7 Sedation Dentistry Myths
Posted: Jan 13, 2020 in
Some forms of sedation dentistry, such as nitrous oxide, have helped better patients’ experiences in their dentists’ chairs since the 1800s. But some patients avoid talking to their dentist about sedation due to one of these 7 misconceptions.
1. “All Sedation is the Same”
Dentists actually employ four common kids of sedation, which can produce varying degrees of sedation. These four kinds of sedation are:
- Oral Sedatives: A dentist may prescribe oral sedatives, such as diazepam, for a patient to take before a procedure. These sedatives do not block pain, but they do relax the patient. Local anesthetic is also used during the procedure.
- Intravenous Sedation: A dentist may use IV sedation during the course of a procedure to help the patient remain relaxed. Like oral sedatives, IV sedation does not provide pain relief and anesthetic is still required.
- Nitrous Oxide: Inhalation of nitrous oxide, also known as laughing gas, may be combined with local anesthetic to decrease a patient’s stress.
- General Anesthesia: General anesthesia renders a patient unconscious and eliminates the need for local anesthetic. General anesthesia is typically only used during major oral surgeries such as wisdom teeth removal.
If you opt for sedation dentistry, your dentist will consult with you on your needs and preferences and tailor the medication and method of administration to you.
2. “It’s Too Expensive”

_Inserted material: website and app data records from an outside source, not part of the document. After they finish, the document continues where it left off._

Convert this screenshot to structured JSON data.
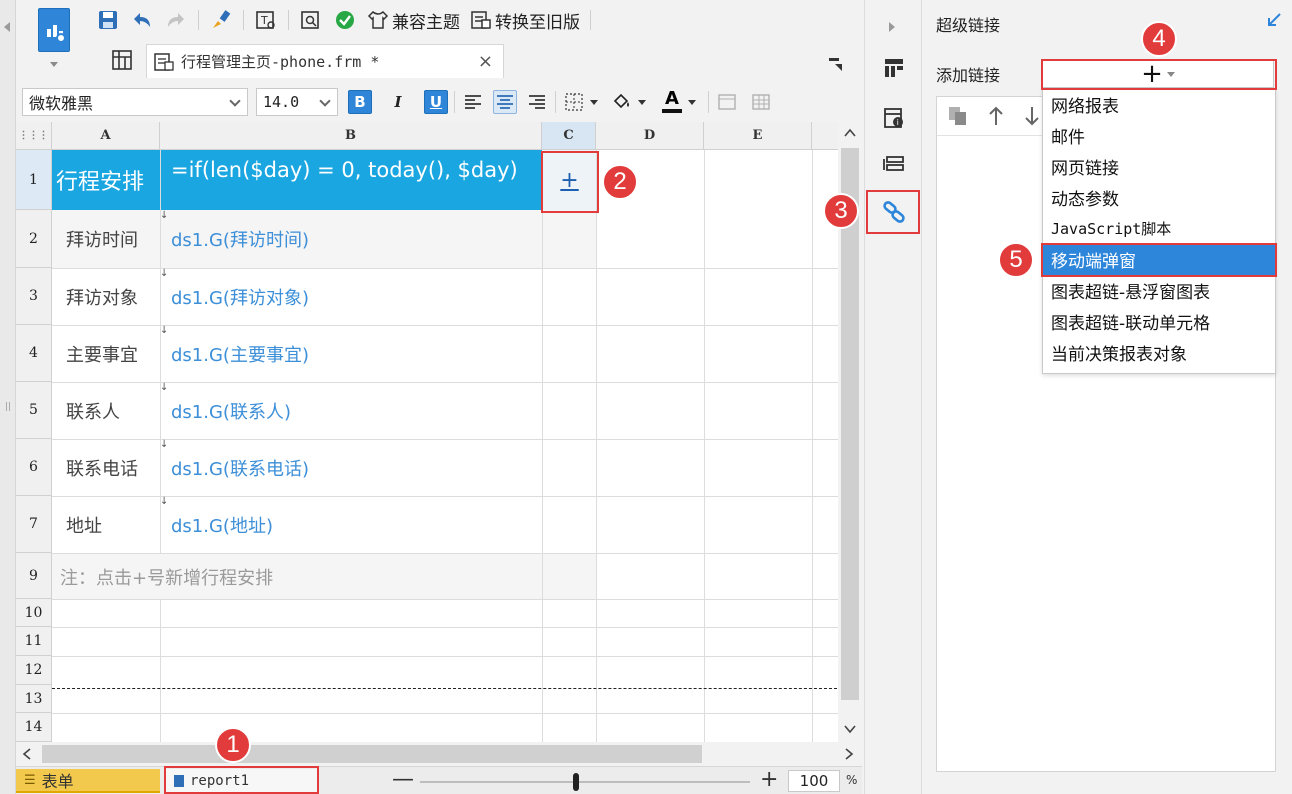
{
  "toolbar": {
    "compat_theme_label": "兼容主题",
    "convert_old_label": "转换至旧版"
  },
  "document_tab": {
    "title": "行程管理主页-phone.frm *",
    "close": "×"
  },
  "format_bar": {
    "font_name": "微软雅黑",
    "font_size": "14.0",
    "bold": "B",
    "italic": "I",
    "underline": "U",
    "font_color": "A"
  },
  "sheet": {
    "columns": [
      "A",
      "B",
      "C",
      "D",
      "E"
    ],
    "rows": [
      {
        "num": "1",
        "a": "行程安排",
        "b": "=if(len($day) = 0, today(), $day)",
        "c": "+"
      },
      {
        "num": "2",
        "a": "拜访时间",
        "b": "ds1.G(拜访时间)"
      },
      {
        "num": "3",
        "a": "拜访对象",
        "b": "ds1.G(拜访对象)"
      },
      {
        "num": "4",
        "a": "主要事宜",
        "b": "ds1.G(主要事宜)"
      },
      {
        "num": "5",
        "a": "联系人",
        "b": "ds1.G(联系人)"
      },
      {
        "num": "6",
        "a": "联系电话",
        "b": "ds1.G(联系电话)"
      },
      {
        "num": "7",
        "a": "地址",
        "b": "ds1.G(地址)"
      },
      {
        "num": "9",
        "a": "注：点击+号新增行程安排"
      },
      {
        "num": "10"
      },
      {
        "num": "11"
      },
      {
        "num": "12"
      },
      {
        "num": "13"
      },
      {
        "num": "14"
      }
    ]
  },
  "bottom": {
    "tab_form": "表单",
    "tab_report": "report1",
    "zoom_minus": "—",
    "zoom_plus": "+",
    "zoom_value": "100",
    "zoom_unit": "%",
    "zoom_level": 0.47
  },
  "panel": {
    "title": "超级链接",
    "add_link_label": "添加链接",
    "add_symbol": "+",
    "menu_items": [
      "网络报表",
      "邮件",
      "网页链接",
      "动态参数",
      "JavaScript脚本",
      "移动端弹窗",
      "图表超链-悬浮窗图表",
      "图表超链-联动单元格",
      "当前决策报表对象"
    ],
    "selected_item": "移动端弹窗"
  },
  "annotations": [
    "1",
    "2",
    "3",
    "4",
    "5"
  ],
  "colors": {
    "accent_blue": "#2e86db",
    "header_cell_bg": "#1aa6e0",
    "annotation_red": "#e23b3b",
    "form_tab_yellow": "#f2c94c",
    "ds_text_blue": "#3d8fd8"
  }
}
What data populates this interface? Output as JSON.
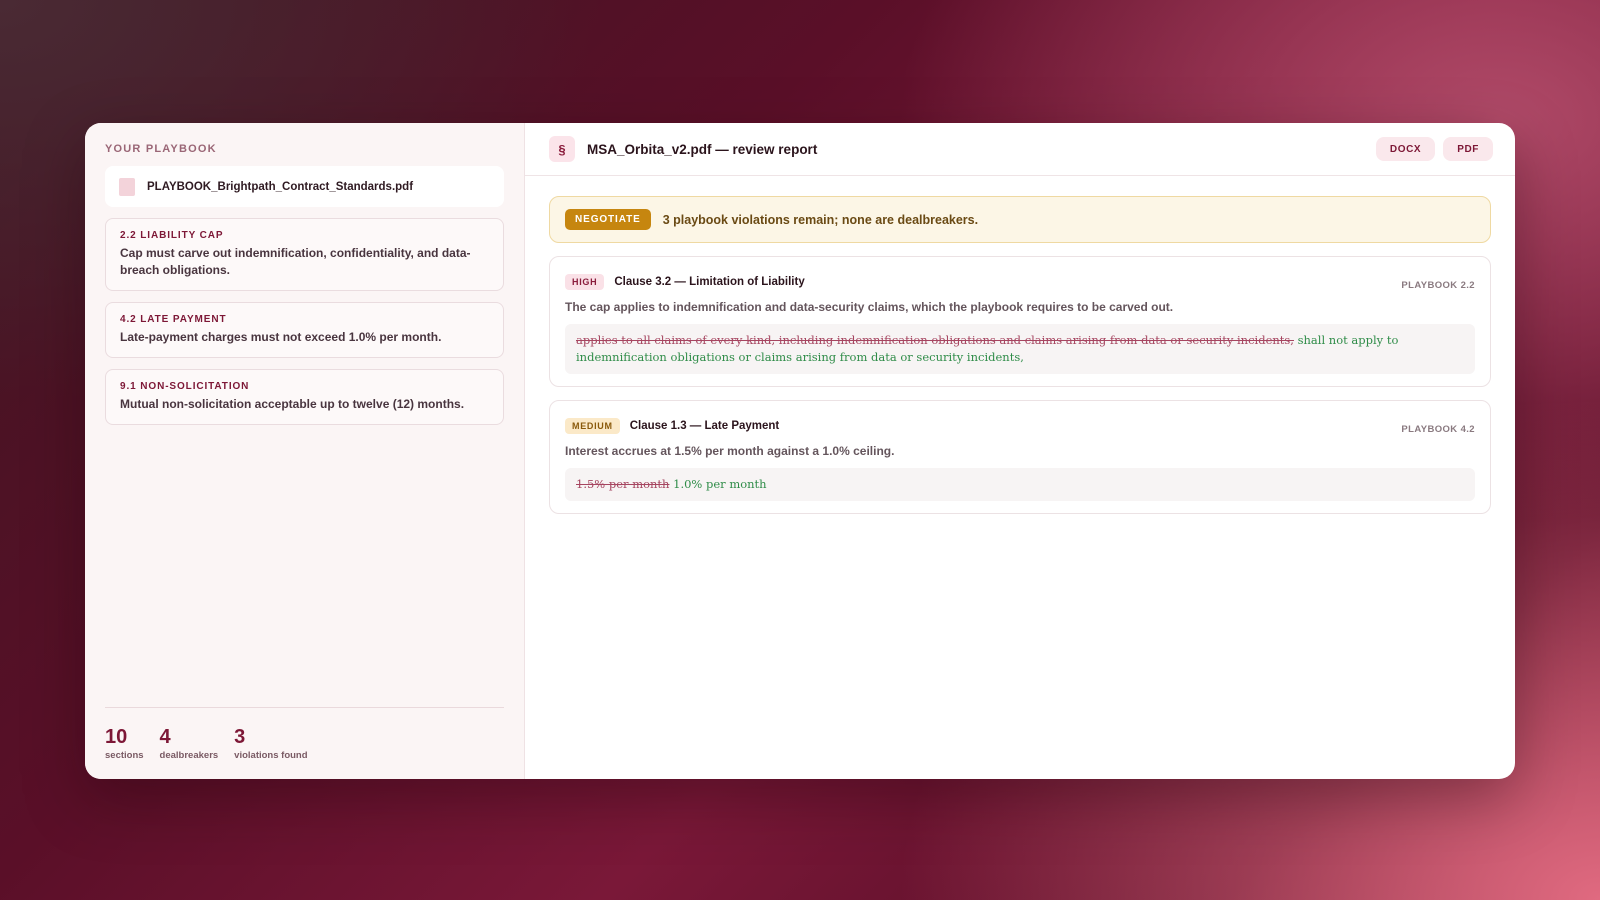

Sedation is more expensive than traditional anesthetic. However, for patients who suffer from severe anxiety, lack of movement control, or high tolerance to common anesthesia, sedation is often worth the extra cost.
Sedation dentistry can also allow your dentist to perform multiple procedures during a single appointment, which saves you time, stress, and money in the long run.
3. “It’s Only for Major Procedures”
Many people equate general anesthesia with dental sedation. This gives the impression that sedation is only available and necessary when undergoing major oral procedures such as root canals and periodontal work.
Your dentist may provide sedation options for other procedures as well. Many patients find oral sedation or inhaled sedation helpful during minor procedures. The relaxing effect of sedation decreases stress.
4. “It Can Last for Days”
Some patients fear that sedation could keep them groggy for days, which would prevent them from driving, returning to work, and keeping their obligations. This is of particular concern to patients who experience the effects of traditional anesthesia for longer than they should.
Dentists tailor the exact amount of sedative to each individual patient and procedure. In some cases, your dentist will be able to manipulate the sedation to last only as long as your visit. More often, intravenous and oral sedation will wear off within a few hours of the procedure.
5. “It’s Dangerous”
No invasive procedure is without some risk. However, the sedation techniques used in modern dental offices are time- and lab-tested for safety purposes.
Certified sedation dentists are subject to rigorous safety protocols which ensure:
- The patient receives the correct dosage
- Staff members monitor the patient’s heart rate, blood pressure, and blood oxygen levels for any dangerous changes while sedation is in use
- The staff members in the office are prepared for any emergency situations which may arise
If you have questions about how your dentist’s office performs sedation procedures, ask your dentist. He or she will be able to explain the process and provide you with a copy of the office’s credentials.
6. “It Requires a Painful Needle Prick”
Approximately 20% of the population suffer from some fear about needles and injections. Often, this phobia prevents patients from submitting to important medical procedures.
Luckily, dentists can administer dental sedation with a variety of techniques, including:
- Pills taken by mouth
- Transcutaneous Electrical Nerve Stimulation (TENS) which uses electrical impulses instead of medication to provide pain relief Inhalation of gaseous sedatives
- Computer controlled doses which prevent the unpleasant sensation of medication entering the body
If you suffer from a fear of needles, that needn’t keep you from receiving the most affective anesthetic available. Talk to your dentist about their sedation administration options.
7. “Sedation Only Affects Pain and Anxiety”
Sedation dentistry can prevent pain and decrease anxiety associated with a trip to the dentist’s office, but it has other purposes as well. Sedation can also make procedures easier on the patient and dentist by:
- Controlling the gag reflex
- Increasing involuntary movement control
- Increasing patient cooperation
- Limiting memory of the treatment
- Making patient more comfortable
This is helpful in situations where the patient is unwilling or unable to control themselves long enough to complete important dental care procedures. This is common for young children, patients with overactive gag reflexes, and patients with special needs.
Don’t let these myths prevent you from taking the best possible care of your mouth. If you think sedation could help you have a better experience the next time you’re in your dentist’s office, talk to your dentist. Sedation dentistry has helped thousands of patients feel more comfortable while taking care of their oral health.